Look through the lines below and extract each one that contains "东百集团".
=== Begin Enclosure ===
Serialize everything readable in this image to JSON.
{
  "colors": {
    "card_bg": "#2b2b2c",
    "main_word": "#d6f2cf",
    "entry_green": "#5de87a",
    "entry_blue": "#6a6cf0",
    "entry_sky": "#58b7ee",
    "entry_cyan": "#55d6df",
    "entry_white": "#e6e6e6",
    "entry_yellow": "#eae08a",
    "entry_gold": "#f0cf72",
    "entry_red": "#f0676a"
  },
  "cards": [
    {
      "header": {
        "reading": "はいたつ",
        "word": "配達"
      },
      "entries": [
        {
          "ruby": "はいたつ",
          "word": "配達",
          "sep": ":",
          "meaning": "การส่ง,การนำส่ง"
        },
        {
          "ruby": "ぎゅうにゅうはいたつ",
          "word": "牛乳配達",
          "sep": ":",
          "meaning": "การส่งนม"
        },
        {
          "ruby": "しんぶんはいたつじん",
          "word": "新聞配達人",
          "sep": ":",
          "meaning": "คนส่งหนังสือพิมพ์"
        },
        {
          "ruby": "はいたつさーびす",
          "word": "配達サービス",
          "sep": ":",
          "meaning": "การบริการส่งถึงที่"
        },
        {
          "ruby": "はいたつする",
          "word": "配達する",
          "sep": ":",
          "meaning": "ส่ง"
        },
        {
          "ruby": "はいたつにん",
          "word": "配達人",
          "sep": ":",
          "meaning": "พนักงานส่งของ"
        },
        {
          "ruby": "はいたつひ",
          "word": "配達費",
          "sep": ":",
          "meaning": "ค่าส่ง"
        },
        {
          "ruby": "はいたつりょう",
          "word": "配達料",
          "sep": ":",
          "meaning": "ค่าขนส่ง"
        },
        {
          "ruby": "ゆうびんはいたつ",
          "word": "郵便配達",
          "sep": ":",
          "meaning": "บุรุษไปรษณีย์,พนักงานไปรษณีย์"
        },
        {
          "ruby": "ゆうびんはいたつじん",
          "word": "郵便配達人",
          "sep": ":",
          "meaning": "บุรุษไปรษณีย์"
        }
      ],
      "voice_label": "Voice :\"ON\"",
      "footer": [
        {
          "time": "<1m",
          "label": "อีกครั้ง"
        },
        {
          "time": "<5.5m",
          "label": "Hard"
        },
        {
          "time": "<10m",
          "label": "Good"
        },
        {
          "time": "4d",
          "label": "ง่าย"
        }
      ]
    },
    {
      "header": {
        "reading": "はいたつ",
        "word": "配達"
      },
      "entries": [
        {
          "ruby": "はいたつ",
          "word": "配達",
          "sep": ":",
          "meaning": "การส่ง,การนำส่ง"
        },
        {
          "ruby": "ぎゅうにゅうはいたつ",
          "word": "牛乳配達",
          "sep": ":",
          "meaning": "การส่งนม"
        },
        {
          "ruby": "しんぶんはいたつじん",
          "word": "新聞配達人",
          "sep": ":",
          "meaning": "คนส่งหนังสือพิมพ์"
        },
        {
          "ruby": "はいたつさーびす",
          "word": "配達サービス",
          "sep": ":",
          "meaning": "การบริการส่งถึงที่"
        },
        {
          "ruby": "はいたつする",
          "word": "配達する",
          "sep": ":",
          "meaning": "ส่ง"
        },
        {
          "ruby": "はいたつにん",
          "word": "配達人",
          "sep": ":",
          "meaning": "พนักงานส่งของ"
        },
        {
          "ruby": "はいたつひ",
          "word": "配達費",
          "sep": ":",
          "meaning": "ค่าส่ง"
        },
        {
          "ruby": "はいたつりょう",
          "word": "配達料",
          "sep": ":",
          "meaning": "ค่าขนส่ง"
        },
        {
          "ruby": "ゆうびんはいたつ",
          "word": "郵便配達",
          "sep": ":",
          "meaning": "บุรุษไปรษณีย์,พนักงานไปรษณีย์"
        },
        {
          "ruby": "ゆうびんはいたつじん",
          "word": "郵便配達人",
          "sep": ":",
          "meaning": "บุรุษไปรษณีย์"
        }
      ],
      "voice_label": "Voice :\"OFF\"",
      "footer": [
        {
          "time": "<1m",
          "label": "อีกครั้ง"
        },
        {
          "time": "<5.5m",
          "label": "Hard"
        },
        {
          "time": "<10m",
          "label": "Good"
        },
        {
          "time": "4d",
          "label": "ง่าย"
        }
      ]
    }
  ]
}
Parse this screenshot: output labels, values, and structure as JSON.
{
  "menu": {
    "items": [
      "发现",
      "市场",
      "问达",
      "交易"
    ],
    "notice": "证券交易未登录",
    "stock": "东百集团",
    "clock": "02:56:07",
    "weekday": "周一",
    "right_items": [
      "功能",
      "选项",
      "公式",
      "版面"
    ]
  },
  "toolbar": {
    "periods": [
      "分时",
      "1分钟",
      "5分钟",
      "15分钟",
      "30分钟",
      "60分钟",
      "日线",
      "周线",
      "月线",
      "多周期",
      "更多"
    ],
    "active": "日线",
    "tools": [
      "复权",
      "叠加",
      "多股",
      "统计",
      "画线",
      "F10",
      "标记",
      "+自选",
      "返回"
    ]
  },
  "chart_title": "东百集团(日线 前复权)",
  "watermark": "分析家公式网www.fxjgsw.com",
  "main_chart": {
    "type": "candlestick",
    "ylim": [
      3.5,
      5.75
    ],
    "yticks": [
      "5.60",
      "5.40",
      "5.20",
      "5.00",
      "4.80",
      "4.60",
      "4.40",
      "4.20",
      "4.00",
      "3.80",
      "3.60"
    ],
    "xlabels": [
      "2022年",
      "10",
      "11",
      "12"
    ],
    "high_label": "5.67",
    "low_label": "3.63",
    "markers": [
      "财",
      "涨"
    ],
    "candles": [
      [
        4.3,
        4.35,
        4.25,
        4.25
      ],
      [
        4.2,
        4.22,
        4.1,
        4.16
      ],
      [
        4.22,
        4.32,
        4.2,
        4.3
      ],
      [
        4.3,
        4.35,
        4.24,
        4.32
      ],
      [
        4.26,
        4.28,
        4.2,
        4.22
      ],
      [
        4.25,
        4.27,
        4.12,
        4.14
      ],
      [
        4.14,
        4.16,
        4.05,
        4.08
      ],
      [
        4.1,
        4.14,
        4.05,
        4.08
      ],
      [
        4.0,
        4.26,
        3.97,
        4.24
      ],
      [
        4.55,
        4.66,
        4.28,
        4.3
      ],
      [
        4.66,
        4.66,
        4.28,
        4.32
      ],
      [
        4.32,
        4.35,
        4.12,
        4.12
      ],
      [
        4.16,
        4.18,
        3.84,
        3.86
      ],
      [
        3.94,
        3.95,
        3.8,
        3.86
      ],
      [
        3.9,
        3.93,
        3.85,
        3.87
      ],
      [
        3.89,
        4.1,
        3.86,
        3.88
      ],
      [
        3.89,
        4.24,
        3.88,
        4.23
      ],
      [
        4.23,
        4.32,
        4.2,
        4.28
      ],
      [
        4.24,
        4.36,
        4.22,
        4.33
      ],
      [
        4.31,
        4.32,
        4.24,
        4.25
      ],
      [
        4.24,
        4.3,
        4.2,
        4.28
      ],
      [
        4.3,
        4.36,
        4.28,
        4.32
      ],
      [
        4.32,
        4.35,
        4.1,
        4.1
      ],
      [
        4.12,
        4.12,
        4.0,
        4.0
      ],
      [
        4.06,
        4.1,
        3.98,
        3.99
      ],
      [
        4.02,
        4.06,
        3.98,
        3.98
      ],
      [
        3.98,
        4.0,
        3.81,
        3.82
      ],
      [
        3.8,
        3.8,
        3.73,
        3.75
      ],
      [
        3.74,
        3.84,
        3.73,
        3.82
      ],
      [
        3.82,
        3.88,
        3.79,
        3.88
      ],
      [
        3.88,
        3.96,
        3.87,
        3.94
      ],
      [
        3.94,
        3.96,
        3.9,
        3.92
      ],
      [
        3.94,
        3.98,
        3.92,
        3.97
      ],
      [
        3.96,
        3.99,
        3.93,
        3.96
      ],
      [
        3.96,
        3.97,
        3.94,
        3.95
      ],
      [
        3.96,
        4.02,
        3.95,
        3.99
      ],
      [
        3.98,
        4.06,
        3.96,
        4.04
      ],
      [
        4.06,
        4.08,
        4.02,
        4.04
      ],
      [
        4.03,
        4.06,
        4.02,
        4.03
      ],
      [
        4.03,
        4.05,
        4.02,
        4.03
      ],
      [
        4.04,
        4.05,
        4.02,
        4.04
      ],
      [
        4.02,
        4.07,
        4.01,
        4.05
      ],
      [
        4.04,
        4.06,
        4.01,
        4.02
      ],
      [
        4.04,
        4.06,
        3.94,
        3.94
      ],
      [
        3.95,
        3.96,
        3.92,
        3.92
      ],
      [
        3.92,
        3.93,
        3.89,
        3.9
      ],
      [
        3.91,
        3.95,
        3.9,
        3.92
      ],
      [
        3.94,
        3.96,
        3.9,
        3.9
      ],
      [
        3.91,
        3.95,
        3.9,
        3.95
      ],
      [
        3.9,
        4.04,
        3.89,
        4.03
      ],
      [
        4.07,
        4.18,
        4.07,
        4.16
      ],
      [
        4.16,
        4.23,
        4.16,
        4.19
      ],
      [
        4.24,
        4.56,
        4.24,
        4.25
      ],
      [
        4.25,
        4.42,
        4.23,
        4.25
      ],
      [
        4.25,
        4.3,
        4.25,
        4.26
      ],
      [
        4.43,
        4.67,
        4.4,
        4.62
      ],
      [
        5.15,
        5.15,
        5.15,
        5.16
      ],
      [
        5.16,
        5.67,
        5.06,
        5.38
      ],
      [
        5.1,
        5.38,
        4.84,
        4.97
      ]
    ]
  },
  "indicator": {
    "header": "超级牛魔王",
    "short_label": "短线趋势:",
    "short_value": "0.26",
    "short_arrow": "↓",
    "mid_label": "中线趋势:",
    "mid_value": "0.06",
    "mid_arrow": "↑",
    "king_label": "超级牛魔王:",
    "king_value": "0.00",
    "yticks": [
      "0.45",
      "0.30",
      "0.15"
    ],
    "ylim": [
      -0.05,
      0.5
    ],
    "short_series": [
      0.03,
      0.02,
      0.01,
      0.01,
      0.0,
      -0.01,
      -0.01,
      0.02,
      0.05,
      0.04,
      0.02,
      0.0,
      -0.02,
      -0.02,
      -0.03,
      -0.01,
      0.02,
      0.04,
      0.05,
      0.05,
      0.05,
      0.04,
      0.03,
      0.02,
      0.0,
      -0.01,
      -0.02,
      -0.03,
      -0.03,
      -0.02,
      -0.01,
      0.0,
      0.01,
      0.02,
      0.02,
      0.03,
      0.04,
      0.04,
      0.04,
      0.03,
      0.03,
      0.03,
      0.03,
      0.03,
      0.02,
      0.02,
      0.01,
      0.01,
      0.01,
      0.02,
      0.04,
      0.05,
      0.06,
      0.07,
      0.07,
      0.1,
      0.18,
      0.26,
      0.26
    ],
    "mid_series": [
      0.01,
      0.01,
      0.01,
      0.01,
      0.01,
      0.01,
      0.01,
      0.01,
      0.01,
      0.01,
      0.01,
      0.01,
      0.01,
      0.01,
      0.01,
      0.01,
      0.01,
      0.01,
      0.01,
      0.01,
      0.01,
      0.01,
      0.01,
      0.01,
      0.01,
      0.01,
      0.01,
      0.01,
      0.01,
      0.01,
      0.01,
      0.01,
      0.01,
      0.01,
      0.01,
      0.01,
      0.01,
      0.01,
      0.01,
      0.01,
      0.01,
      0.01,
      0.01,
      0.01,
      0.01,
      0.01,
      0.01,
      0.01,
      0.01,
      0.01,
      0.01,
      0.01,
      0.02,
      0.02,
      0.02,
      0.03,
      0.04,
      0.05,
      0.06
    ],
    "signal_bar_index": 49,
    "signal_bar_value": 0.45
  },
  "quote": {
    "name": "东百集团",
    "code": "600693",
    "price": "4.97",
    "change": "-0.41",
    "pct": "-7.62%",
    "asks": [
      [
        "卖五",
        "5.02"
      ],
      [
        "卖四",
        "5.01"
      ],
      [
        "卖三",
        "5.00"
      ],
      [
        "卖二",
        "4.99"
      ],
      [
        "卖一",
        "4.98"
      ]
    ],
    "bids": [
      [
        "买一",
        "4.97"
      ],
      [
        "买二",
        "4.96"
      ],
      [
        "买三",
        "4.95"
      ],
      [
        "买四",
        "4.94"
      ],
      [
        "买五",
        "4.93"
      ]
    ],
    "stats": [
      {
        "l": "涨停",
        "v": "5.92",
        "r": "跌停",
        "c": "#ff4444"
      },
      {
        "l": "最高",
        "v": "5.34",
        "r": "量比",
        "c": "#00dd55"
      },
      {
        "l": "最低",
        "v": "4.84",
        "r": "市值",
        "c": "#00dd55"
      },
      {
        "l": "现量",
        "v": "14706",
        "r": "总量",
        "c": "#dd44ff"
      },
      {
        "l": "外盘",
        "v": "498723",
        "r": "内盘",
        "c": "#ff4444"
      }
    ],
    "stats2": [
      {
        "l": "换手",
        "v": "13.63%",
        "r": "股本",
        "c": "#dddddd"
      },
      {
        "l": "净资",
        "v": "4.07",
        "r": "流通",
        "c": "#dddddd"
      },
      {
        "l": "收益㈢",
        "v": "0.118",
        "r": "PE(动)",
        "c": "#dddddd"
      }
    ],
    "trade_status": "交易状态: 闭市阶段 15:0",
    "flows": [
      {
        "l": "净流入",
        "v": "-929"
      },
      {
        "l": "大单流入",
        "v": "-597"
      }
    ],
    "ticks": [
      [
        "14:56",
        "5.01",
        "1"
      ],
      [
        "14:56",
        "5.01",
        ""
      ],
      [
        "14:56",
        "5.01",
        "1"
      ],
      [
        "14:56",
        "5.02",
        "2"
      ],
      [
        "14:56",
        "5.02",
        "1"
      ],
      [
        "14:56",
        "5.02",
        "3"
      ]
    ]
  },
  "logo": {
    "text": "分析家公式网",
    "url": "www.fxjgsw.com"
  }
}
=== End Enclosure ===
### [Answer to the exercise]
    "stock": "东百集团",
  "chart_title": "东百集团(日线 前复权)",
    "name": "东百集团",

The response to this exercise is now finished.